What you are asked to do. Copy every line of the entries that has the string "number" in it.

Data to examine.
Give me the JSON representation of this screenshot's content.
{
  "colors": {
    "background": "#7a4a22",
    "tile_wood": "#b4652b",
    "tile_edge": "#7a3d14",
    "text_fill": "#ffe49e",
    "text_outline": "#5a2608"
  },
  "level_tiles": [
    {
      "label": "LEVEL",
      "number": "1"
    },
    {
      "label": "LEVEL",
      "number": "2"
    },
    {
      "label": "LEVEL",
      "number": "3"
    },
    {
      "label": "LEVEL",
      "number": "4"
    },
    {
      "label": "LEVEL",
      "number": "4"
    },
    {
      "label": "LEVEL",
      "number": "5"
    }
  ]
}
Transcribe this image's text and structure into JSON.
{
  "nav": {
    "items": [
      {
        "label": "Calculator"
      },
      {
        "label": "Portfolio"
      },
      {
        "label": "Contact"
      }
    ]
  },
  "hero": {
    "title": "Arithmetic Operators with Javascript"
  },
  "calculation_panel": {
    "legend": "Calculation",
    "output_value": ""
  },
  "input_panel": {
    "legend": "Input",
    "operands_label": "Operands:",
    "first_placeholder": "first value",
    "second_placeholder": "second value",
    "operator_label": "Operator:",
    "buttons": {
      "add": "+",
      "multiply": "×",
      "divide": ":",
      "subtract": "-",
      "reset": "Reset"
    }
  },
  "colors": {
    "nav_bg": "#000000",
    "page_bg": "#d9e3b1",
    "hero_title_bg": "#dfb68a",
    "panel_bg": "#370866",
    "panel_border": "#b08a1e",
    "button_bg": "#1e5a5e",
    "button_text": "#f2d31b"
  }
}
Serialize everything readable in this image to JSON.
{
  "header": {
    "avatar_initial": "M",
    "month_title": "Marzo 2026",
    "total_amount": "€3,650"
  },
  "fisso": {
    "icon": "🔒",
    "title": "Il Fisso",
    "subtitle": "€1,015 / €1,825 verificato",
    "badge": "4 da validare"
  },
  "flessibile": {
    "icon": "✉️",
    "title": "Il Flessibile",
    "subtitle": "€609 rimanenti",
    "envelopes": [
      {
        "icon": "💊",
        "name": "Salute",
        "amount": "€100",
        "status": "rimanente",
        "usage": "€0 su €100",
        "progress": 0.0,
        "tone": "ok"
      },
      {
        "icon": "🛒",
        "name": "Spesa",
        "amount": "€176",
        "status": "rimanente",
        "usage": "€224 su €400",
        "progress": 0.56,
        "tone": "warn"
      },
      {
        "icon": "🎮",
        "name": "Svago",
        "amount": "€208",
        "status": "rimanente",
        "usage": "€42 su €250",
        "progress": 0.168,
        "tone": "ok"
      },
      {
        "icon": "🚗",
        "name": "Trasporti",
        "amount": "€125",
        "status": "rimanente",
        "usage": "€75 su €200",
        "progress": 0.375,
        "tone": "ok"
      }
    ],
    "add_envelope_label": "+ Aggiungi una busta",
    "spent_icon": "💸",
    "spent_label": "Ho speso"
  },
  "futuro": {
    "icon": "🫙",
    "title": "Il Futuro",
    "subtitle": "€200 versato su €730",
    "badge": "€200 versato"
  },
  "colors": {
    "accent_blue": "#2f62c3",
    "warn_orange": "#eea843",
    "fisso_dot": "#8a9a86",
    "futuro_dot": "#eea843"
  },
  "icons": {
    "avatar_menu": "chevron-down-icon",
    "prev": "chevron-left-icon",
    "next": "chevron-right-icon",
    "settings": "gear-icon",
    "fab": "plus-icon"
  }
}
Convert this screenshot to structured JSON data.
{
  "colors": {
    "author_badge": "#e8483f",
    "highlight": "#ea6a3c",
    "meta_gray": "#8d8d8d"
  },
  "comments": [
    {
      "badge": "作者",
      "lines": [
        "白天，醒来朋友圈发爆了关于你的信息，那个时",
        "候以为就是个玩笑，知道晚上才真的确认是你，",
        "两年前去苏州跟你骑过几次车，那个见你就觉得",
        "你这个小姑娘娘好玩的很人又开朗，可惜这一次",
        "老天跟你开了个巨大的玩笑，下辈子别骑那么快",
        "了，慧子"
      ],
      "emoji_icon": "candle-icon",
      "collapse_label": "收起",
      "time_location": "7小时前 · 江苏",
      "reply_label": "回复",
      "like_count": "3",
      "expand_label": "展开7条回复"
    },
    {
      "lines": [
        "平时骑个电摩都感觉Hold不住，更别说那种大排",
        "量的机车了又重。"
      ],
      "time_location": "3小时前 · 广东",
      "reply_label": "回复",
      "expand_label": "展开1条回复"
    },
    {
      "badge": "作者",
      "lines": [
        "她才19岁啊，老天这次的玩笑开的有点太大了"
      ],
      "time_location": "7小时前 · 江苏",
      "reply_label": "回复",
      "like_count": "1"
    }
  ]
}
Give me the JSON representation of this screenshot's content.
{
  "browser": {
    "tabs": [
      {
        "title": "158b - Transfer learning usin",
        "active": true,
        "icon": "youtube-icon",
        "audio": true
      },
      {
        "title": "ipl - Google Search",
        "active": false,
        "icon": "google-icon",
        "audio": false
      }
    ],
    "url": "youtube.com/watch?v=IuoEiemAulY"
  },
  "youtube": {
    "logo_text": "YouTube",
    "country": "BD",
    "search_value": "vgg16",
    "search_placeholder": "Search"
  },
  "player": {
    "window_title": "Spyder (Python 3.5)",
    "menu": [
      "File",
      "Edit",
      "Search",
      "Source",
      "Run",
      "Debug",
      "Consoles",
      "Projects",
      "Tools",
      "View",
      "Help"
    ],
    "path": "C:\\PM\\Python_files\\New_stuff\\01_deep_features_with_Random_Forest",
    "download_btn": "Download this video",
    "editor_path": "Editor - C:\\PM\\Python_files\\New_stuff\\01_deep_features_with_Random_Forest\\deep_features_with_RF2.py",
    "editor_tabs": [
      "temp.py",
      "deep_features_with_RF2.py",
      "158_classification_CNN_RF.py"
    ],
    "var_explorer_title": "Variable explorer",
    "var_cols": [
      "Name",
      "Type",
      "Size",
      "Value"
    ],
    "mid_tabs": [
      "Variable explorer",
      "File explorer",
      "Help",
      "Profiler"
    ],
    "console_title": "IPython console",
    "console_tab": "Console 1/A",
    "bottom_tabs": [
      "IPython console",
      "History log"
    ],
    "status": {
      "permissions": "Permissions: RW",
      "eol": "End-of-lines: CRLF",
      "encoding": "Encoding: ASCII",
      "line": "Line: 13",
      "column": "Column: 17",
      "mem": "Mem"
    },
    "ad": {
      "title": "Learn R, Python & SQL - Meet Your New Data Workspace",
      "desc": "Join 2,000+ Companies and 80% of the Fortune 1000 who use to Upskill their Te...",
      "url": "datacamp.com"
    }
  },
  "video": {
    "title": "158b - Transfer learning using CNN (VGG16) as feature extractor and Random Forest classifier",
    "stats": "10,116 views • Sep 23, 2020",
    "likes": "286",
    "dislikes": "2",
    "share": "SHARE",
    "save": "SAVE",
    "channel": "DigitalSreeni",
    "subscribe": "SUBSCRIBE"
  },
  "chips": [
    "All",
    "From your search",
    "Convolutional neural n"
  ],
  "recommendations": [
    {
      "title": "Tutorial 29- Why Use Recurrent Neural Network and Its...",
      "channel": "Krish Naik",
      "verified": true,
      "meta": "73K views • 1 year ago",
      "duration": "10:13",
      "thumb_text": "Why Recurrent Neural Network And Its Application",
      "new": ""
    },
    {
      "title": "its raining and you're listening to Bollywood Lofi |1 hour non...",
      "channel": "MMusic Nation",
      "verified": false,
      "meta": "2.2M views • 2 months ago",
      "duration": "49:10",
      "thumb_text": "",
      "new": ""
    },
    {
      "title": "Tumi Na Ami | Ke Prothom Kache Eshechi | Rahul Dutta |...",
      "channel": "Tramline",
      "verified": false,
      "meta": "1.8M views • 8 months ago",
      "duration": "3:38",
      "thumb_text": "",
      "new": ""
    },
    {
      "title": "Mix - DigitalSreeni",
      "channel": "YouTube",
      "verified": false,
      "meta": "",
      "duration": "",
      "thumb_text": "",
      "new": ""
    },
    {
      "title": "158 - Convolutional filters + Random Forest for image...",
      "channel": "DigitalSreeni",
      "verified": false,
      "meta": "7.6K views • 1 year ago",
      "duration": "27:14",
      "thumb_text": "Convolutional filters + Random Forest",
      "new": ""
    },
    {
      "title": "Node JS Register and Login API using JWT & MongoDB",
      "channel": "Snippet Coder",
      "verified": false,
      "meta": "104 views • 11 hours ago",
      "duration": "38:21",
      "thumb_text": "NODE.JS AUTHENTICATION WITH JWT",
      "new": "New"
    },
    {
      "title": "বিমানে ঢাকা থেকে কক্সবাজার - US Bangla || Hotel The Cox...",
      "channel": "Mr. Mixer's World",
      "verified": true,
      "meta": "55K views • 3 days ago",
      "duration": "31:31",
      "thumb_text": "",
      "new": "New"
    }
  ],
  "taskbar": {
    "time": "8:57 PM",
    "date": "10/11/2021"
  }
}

Exercise answer.
      "number": "1"
      "number": "2"
      "number": "3"
      "number": "4"
      "number": "4"
      "number": "5"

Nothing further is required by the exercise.